 I was sick.  I slept sad.  In fact, I didn’t sleep.  I just lay there and cursed obscenities into my pillow.

The odds against finding that little gem were enormous.  But Dennis awoke the next morning with a smile and a plan. That’s his behavior of choice in any crisis. We would carefully remove our luggage, and then search every inch of the room until we found it.  I was OK with that idea, because my plan was to “Thelma and Louise” ourselves over the Grand Canyon. 

After all our luggage was loaded in the car, we knelt on the floor. As we lifted my final duffle bag, the diamond rolled between us.  Whoa! We were all amazed.  Whoda thunk it.  The odds of that happening seemed definitely not in our favor.  The odds were wrong.

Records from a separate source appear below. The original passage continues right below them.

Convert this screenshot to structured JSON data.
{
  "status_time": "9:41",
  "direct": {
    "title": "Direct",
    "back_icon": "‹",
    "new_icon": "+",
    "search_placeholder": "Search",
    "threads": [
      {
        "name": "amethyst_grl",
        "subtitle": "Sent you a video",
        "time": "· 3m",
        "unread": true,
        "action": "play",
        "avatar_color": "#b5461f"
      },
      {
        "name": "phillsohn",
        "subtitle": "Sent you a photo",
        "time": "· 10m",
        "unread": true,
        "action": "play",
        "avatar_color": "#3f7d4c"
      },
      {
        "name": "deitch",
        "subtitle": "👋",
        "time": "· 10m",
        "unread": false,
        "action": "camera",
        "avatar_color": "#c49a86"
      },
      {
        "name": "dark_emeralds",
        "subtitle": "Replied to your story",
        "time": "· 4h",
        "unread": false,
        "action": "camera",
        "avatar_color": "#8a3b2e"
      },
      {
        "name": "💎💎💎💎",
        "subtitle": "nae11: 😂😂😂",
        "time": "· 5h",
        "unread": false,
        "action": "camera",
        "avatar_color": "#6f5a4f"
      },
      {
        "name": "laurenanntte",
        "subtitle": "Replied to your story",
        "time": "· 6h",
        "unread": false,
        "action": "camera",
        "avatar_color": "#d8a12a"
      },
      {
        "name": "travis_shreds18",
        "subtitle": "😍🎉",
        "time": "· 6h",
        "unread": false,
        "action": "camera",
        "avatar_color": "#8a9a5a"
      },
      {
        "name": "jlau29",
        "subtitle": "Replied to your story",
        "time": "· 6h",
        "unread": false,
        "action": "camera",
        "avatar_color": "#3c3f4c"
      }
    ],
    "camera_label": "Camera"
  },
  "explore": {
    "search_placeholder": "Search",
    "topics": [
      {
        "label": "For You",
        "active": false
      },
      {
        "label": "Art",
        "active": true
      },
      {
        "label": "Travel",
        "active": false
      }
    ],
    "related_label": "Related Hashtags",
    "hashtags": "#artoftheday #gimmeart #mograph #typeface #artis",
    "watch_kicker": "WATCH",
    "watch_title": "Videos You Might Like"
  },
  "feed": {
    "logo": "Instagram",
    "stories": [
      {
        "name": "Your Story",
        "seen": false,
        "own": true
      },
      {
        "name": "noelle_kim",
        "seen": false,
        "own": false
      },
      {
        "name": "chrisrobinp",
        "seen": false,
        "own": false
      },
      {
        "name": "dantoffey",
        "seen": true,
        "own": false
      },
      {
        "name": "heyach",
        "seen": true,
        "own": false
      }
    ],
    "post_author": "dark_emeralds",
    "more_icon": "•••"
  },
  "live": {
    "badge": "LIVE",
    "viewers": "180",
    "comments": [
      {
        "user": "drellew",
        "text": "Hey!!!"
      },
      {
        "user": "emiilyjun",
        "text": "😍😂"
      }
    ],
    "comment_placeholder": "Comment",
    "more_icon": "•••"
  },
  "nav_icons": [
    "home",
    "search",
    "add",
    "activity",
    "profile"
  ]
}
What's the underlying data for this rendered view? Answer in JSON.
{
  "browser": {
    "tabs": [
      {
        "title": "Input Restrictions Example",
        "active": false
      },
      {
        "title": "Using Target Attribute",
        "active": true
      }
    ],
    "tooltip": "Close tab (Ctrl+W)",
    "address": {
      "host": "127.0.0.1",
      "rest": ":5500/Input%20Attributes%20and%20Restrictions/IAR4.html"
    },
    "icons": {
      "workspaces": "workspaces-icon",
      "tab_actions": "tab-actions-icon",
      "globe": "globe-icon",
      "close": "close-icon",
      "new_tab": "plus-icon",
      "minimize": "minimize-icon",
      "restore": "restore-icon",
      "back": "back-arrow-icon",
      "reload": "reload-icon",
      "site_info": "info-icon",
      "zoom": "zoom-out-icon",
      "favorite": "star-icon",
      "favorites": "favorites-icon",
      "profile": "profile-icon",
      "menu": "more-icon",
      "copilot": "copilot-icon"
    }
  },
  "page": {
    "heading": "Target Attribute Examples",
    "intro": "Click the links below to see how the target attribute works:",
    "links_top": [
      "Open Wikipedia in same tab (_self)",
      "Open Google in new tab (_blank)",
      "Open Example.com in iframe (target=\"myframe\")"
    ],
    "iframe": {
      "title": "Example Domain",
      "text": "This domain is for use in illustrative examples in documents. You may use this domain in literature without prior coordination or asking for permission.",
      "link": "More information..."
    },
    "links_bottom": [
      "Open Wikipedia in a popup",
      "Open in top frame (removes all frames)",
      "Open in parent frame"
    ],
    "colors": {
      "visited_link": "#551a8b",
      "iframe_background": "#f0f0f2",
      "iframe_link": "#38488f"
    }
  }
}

There are those who claim that numbers don’t lie.  Digital calculations are immutable.  But I think they can be deceitful and misleading to the point of pernicious perjury.  After recovering the missing diamond, I have decided to ignore any odds not in our favor.  I will respond only to positive numbers.  I will reset my mathematical compass daily to the sweet spot of the affirmative.  And should there be those foolish enough to offer anything contradictory, the last thing they will see as they skid under the bus is the flash of my diamond ring.